What you have to do: For the material that follows, list every line containing the word "this".

Supplied information:
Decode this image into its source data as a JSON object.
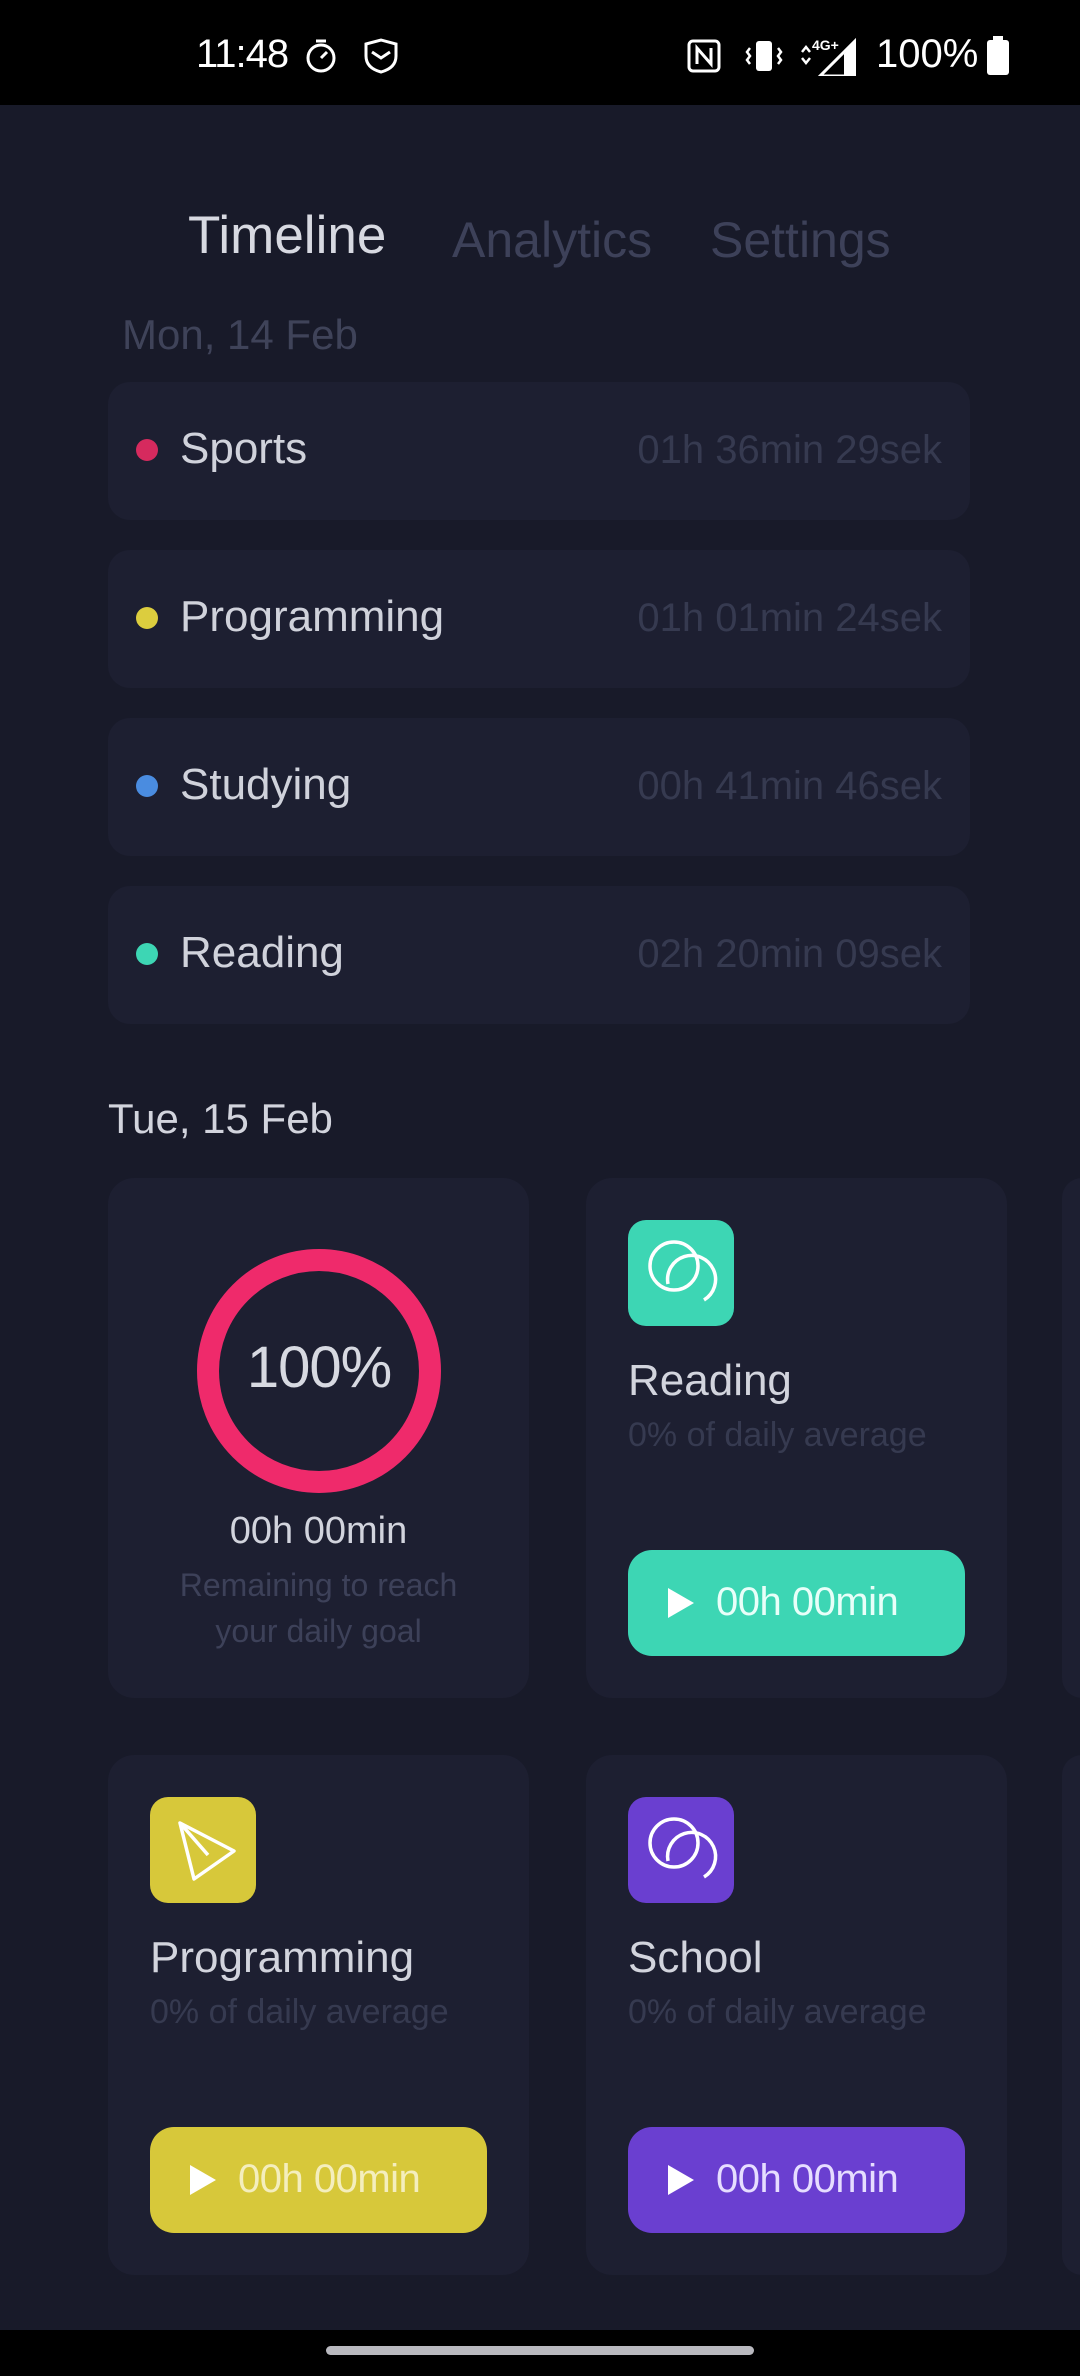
{
  "status_bar": {
    "time": "11:48",
    "battery": "100%",
    "icons": [
      "stopwatch-icon",
      "app-shield-icon",
      "nfc-icon",
      "vibrate-icon",
      "signal-4g-icon",
      "battery-icon"
    ]
  },
  "tabs": [
    {
      "label": "Timeline",
      "active": true
    },
    {
      "label": "Analytics",
      "active": false
    },
    {
      "label": "Settings",
      "active": false
    }
  ],
  "timeline": {
    "day1": {
      "label": "Mon, 14 Feb",
      "entries": [
        {
          "name": "Sports",
          "duration": "01h 36min 29sek",
          "color": "#d62a5e"
        },
        {
          "name": "Programming",
          "duration": "01h 01min 24sek",
          "color": "#dccd3e"
        },
        {
          "name": "Studying",
          "duration": "00h 41min 46sek",
          "color": "#4a8ce0"
        },
        {
          "name": "Reading",
          "duration": "02h 20min 09sek",
          "color": "#3dd6b4"
        }
      ]
    },
    "day2": {
      "label": "Tue, 15 Feb"
    }
  },
  "goal": {
    "percent": "100%",
    "progress": 1.0,
    "remaining": "00h 00min",
    "caption": "Remaining to reach your daily goal",
    "ring_color": "#ef2a6b"
  },
  "activities": [
    {
      "name": "Reading",
      "subtitle": "0% of daily average",
      "timer": "00h 00min",
      "color": "#3dd6b4",
      "icon": "reading-loop-icon"
    },
    {
      "name": "Programming",
      "subtitle": "0% of daily average",
      "timer": "00h 00min",
      "color": "#d7c83a",
      "icon": "programming-paper-plane-icon"
    },
    {
      "name": "School",
      "subtitle": "0% of daily average",
      "timer": "00h 00min",
      "color": "#6a3fd0",
      "icon": "school-loop-icon"
    }
  ]
}
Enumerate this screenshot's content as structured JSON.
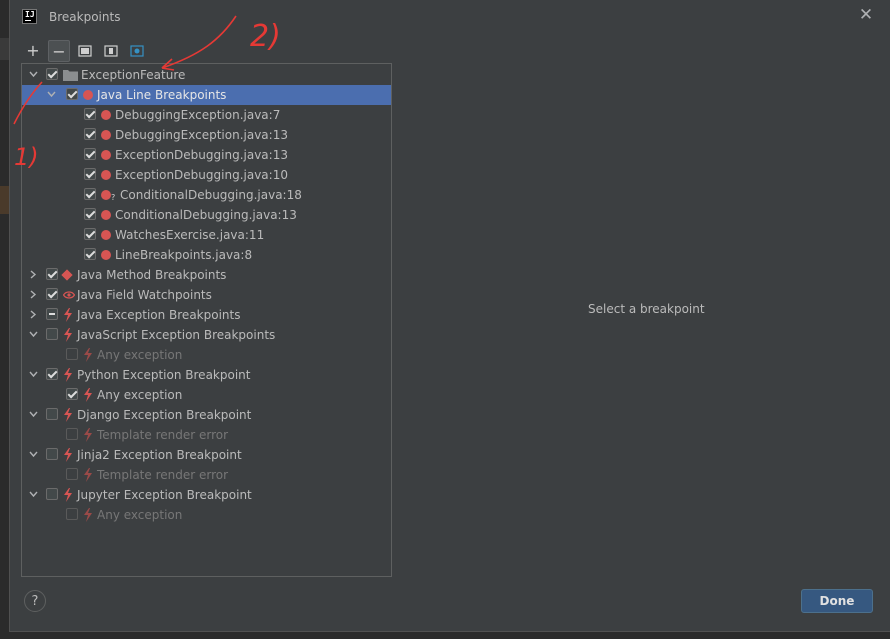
{
  "window": {
    "title": "Breakpoints",
    "app_icon_text": "IJ"
  },
  "toolbar": {
    "add_label": "+",
    "remove_label": "−"
  },
  "tree": {
    "items": [
      {
        "label": "ExceptionFeature",
        "checked": "checked",
        "expander": "open",
        "icon": "folder-icon",
        "level": 0
      },
      {
        "label": "Java Line Breakpoints",
        "checked": "checked",
        "expander": "open",
        "icon": "breakpoint-dot-icon",
        "level": 1,
        "selected": true
      },
      {
        "label": "DebuggingException.java:7",
        "checked": "checked",
        "icon": "breakpoint-dot-icon",
        "level": 2
      },
      {
        "label": "DebuggingException.java:13",
        "checked": "checked",
        "icon": "breakpoint-dot-icon",
        "level": 2
      },
      {
        "label": "ExceptionDebugging.java:13",
        "checked": "checked",
        "icon": "breakpoint-dot-icon",
        "level": 2
      },
      {
        "label": "ExceptionDebugging.java:10",
        "checked": "checked",
        "icon": "breakpoint-dot-icon",
        "level": 2
      },
      {
        "label": "ConditionalDebugging.java:18",
        "checked": "checked",
        "icon": "conditional-breakpoint-icon",
        "level": 2,
        "badge": "?"
      },
      {
        "label": "ConditionalDebugging.java:13",
        "checked": "checked",
        "icon": "breakpoint-dot-icon",
        "level": 2
      },
      {
        "label": "WatchesExercise.java:11",
        "checked": "checked",
        "icon": "breakpoint-dot-icon",
        "level": 2
      },
      {
        "label": "LineBreakpoints.java:8",
        "checked": "checked",
        "icon": "breakpoint-dot-icon",
        "level": 2
      },
      {
        "label": "Java Method Breakpoints",
        "checked": "checked",
        "expander": "closed",
        "icon": "method-breakpoint-icon",
        "level": 0
      },
      {
        "label": "Java Field Watchpoints",
        "checked": "checked",
        "expander": "closed",
        "icon": "field-watchpoint-icon",
        "level": 0
      },
      {
        "label": "Java Exception Breakpoints",
        "checked": "partial",
        "expander": "closed",
        "icon": "exception-bolt-icon",
        "level": 0
      },
      {
        "label": "JavaScript Exception Breakpoints",
        "checked": "unchecked",
        "expander": "open",
        "icon": "exception-bolt-icon",
        "level": 0
      },
      {
        "label": "Any exception",
        "checked": "unchecked",
        "icon": "exception-bolt-icon",
        "level": 1,
        "disabled": true
      },
      {
        "label": "Python Exception Breakpoint",
        "checked": "checked",
        "expander": "open",
        "icon": "exception-bolt-icon",
        "level": 0
      },
      {
        "label": "Any exception",
        "checked": "checked",
        "icon": "exception-bolt-icon",
        "level": 1
      },
      {
        "label": "Django Exception Breakpoint",
        "checked": "unchecked",
        "expander": "open",
        "icon": "exception-bolt-icon",
        "level": 0
      },
      {
        "label": "Template render error",
        "checked": "unchecked",
        "icon": "exception-bolt-icon",
        "level": 1,
        "disabled": true
      },
      {
        "label": "Jinja2 Exception Breakpoint",
        "checked": "unchecked",
        "expander": "open",
        "icon": "exception-bolt-icon",
        "level": 0
      },
      {
        "label": "Template render error",
        "checked": "unchecked",
        "icon": "exception-bolt-icon",
        "level": 1,
        "disabled": true
      },
      {
        "label": "Jupyter Exception Breakpoint",
        "checked": "unchecked",
        "expander": "open",
        "icon": "exception-bolt-icon",
        "level": 0
      },
      {
        "label": "Any exception",
        "checked": "unchecked",
        "icon": "exception-bolt-icon",
        "level": 1,
        "disabled": true
      }
    ]
  },
  "details": {
    "empty_text": "Select a breakpoint"
  },
  "footer": {
    "help_label": "?",
    "done_label": "Done"
  },
  "annotations": {
    "mark_1": "1)",
    "mark_2": "2)"
  },
  "colors": {
    "accent": "#4b6eaf",
    "breakpoint_red": "#d75553",
    "done_button": "#365880",
    "annotation_red": "#e53935"
  }
}
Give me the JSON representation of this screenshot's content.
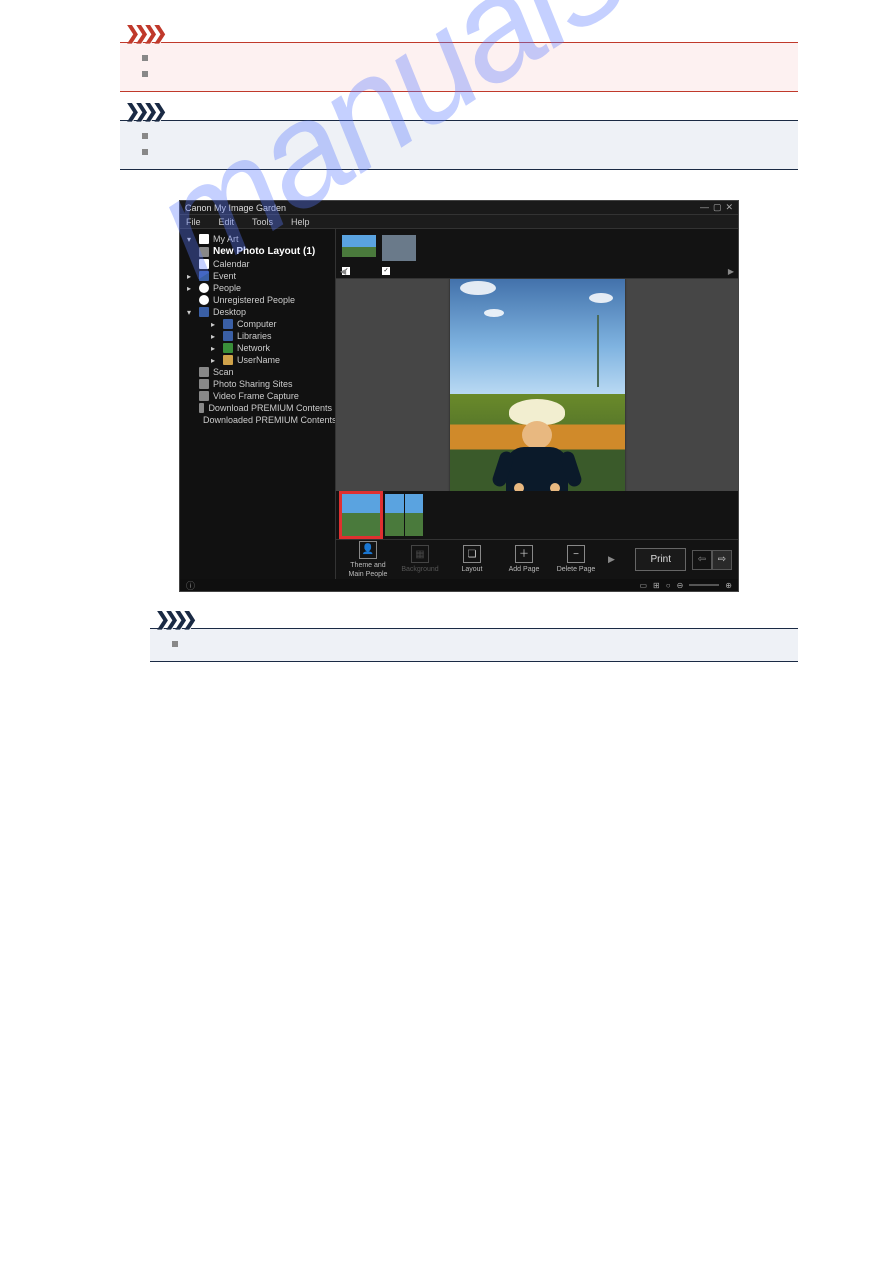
{
  "watermark_text": "manuals.com",
  "notices": {
    "important_items": [
      "",
      ""
    ],
    "note1_items": [
      "",
      ""
    ],
    "note2_items": [
      ""
    ]
  },
  "app": {
    "title": "Canon My Image Garden",
    "menus": [
      "File",
      "Edit",
      "Tools",
      "Help"
    ],
    "sidebar": {
      "my_art": "My Art",
      "new_layout": "New Photo Layout (1)",
      "calendar": "Calendar",
      "event": "Event",
      "people": "People",
      "unregistered": "Unregistered People",
      "desktop": "Desktop",
      "computer": "Computer",
      "libraries": "Libraries",
      "network": "Network",
      "username": "UserName",
      "scan": "Scan",
      "sharing": "Photo Sharing Sites",
      "vfc": "Video Frame Capture",
      "dpc": "Download PREMIUM Contents",
      "dpc2": "Downloaded PREMIUM Contents"
    },
    "toolbar": {
      "theme": "Theme and\nMain People",
      "background": "Background",
      "layout": "Layout",
      "add_page": "Add Page",
      "delete_page": "Delete Page",
      "print": "Print"
    }
  }
}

Written response:
Decode this image into its source data as a JSON object.
Enumerate this screenshot's content as structured JSON.
Give me the JSON representation of this screenshot's content.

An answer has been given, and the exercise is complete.